--- Task input Enclosed Below ---
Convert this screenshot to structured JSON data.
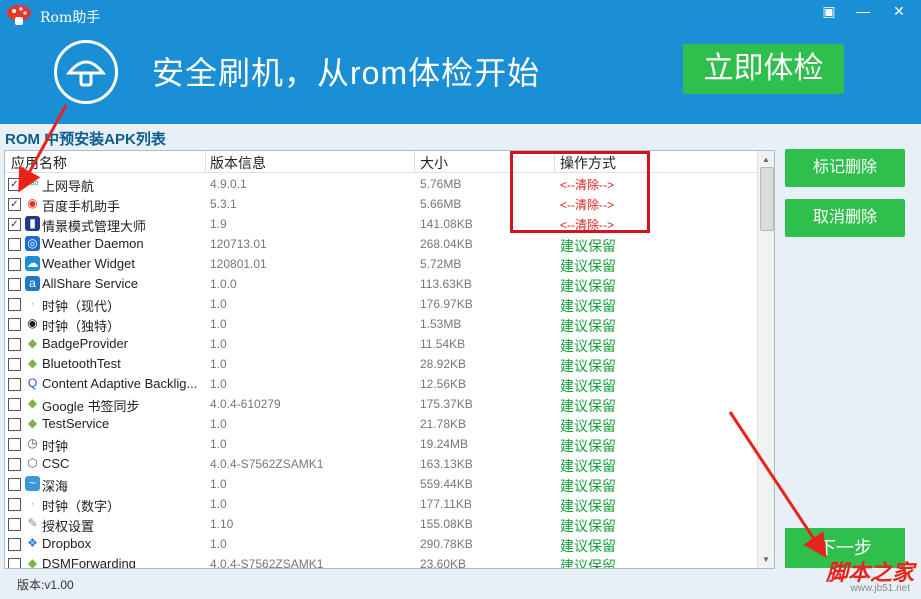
{
  "window": {
    "title": "Rom助手",
    "restore_icon": "restore-icon",
    "minimize_icon": "minimize-icon",
    "close_icon": "close-icon"
  },
  "banner": {
    "slogan": "安全刷机，从rom体检开始",
    "check_button": "立即体检",
    "logo_icon": "mushroom-icon"
  },
  "section_title": "ROM 中预安装APK列表",
  "columns": {
    "name": "应用名称",
    "version": "版本信息",
    "size": "大小",
    "action": "操作方式"
  },
  "rows": [
    {
      "checked": true,
      "name": "上网导航",
      "version": "4.9.0.1",
      "size": "5.76MB",
      "action": "<--清除-->",
      "action_type": "delete",
      "icon": "hao123-icon"
    },
    {
      "checked": true,
      "name": "百度手机助手",
      "version": "5.3.1",
      "size": "5.66MB",
      "action": "<--清除-->",
      "action_type": "delete",
      "icon": "baidu-assistant-icon"
    },
    {
      "checked": true,
      "name": "情景模式管理大师",
      "version": "1.9",
      "size": "141.08KB",
      "action": "<--清除-->",
      "action_type": "delete",
      "icon": "phone-icon"
    },
    {
      "checked": false,
      "name": "Weather Daemon",
      "version": "120713.01",
      "size": "268.04KB",
      "action": "建议保留",
      "action_type": "keep",
      "icon": "weather-icon"
    },
    {
      "checked": false,
      "name": "Weather Widget",
      "version": "120801.01",
      "size": "5.72MB",
      "action": "建议保留",
      "action_type": "keep",
      "icon": "weather-widget-icon"
    },
    {
      "checked": false,
      "name": "AllShare Service",
      "version": "1.0.0",
      "size": "113.63KB",
      "action": "建议保留",
      "action_type": "keep",
      "icon": "allshare-icon"
    },
    {
      "checked": false,
      "name": "时钟（现代）",
      "version": "1.0",
      "size": "176.97KB",
      "action": "建议保留",
      "action_type": "keep",
      "icon": "clock-modern-icon"
    },
    {
      "checked": false,
      "name": "时钟（独特）",
      "version": "1.0",
      "size": "1.53MB",
      "action": "建议保留",
      "action_type": "keep",
      "icon": "clock-unique-icon"
    },
    {
      "checked": false,
      "name": "BadgeProvider",
      "version": "1.0",
      "size": "11.54KB",
      "action": "建议保留",
      "action_type": "keep",
      "icon": "android-icon"
    },
    {
      "checked": false,
      "name": "BluetoothTest",
      "version": "1.0",
      "size": "28.92KB",
      "action": "建议保留",
      "action_type": "keep",
      "icon": "android-icon"
    },
    {
      "checked": false,
      "name": "Content Adaptive Backlig...",
      "version": "1.0",
      "size": "12.56KB",
      "action": "建议保留",
      "action_type": "keep",
      "icon": "backlight-icon"
    },
    {
      "checked": false,
      "name": "Google 书签同步",
      "version": "4.0.4-610279",
      "size": "175.37KB",
      "action": "建议保留",
      "action_type": "keep",
      "icon": "android-icon"
    },
    {
      "checked": false,
      "name": "TestService",
      "version": "1.0",
      "size": "21.78KB",
      "action": "建议保留",
      "action_type": "keep",
      "icon": "android-icon"
    },
    {
      "checked": false,
      "name": "时钟",
      "version": "1.0",
      "size": "19.24MB",
      "action": "建议保留",
      "action_type": "keep",
      "icon": "clock-icon"
    },
    {
      "checked": false,
      "name": "CSC",
      "version": "4.0.4-S7562ZSAMK1",
      "size": "163.13KB",
      "action": "建议保留",
      "action_type": "keep",
      "icon": "csc-icon"
    },
    {
      "checked": false,
      "name": "深海",
      "version": "1.0",
      "size": "559.44KB",
      "action": "建议保留",
      "action_type": "keep",
      "icon": "ocean-icon"
    },
    {
      "checked": false,
      "name": "时钟（数字）",
      "version": "1.0",
      "size": "177.11KB",
      "action": "建议保留",
      "action_type": "keep",
      "icon": "clock-digital-icon"
    },
    {
      "checked": false,
      "name": "授权设置",
      "version": "1.10",
      "size": "155.08KB",
      "action": "建议保留",
      "action_type": "keep",
      "icon": "settings-icon"
    },
    {
      "checked": false,
      "name": "Dropbox",
      "version": "1.0",
      "size": "290.78KB",
      "action": "建议保留",
      "action_type": "keep",
      "icon": "dropbox-icon"
    },
    {
      "checked": false,
      "name": "DSMForwarding",
      "version": "4.0.4-S7562ZSAMK1",
      "size": "23.60KB",
      "action": "建议保留",
      "action_type": "keep",
      "icon": "android-icon"
    }
  ],
  "buttons": {
    "mark_delete": "标记删除",
    "cancel_delete": "取消删除",
    "next": "下一步"
  },
  "footer": {
    "version": "版本:v1.00"
  },
  "watermark": {
    "text": "脚本之家",
    "url": "www.jb51.net"
  },
  "colors": {
    "header_blue": "#1a8fd6",
    "button_green": "#2fbf4c",
    "delete_red": "#e02020",
    "keep_green": "#18a03a"
  }
}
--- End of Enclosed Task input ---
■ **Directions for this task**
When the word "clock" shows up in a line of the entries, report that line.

■ **Result**
      "icon": "clock-modern-icon"
      "icon": "clock-unique-icon"
      "icon": "clock-icon"
      "icon": "clock-digital-icon"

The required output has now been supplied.